[Data about app and page elements]
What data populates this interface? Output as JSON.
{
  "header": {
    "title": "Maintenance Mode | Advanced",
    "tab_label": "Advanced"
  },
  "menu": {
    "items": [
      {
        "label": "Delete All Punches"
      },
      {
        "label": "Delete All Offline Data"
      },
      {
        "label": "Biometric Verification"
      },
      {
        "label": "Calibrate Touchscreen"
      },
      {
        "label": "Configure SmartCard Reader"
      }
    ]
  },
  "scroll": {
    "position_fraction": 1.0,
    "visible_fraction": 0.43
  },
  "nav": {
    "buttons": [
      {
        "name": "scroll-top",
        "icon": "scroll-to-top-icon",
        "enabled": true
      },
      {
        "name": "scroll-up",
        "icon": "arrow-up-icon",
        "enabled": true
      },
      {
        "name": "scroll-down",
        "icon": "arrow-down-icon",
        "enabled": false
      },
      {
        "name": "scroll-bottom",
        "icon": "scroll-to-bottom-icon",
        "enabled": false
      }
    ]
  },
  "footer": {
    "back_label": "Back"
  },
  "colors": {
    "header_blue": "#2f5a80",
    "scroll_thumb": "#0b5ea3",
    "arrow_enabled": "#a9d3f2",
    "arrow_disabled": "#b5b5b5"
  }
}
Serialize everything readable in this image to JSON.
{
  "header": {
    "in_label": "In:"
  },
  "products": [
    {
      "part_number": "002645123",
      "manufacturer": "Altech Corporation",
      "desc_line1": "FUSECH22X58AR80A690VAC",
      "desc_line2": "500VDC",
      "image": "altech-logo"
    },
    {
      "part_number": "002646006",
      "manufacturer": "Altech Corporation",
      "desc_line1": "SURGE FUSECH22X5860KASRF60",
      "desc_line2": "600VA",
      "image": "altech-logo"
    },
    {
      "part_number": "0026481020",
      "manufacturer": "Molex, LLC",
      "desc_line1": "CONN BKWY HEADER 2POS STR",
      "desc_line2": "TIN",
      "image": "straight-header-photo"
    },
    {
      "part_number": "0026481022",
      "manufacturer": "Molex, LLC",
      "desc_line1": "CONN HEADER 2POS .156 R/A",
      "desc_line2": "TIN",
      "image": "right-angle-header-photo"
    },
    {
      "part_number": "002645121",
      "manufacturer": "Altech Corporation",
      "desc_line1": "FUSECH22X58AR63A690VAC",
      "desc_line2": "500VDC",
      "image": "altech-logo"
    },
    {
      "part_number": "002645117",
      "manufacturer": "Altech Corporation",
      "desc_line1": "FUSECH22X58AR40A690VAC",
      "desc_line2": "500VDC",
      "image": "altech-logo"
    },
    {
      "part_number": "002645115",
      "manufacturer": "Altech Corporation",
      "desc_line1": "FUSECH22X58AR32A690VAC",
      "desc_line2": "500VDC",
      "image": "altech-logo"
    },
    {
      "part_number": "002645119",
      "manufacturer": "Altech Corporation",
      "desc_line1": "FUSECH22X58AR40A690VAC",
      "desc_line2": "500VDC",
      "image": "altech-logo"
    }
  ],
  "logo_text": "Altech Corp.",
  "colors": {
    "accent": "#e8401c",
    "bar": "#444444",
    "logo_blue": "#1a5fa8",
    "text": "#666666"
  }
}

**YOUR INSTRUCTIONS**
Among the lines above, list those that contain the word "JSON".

**RESPONSE TO THE TASK**
What data populates this interface? Output as JSON.
Serialize everything readable in this image to JSON.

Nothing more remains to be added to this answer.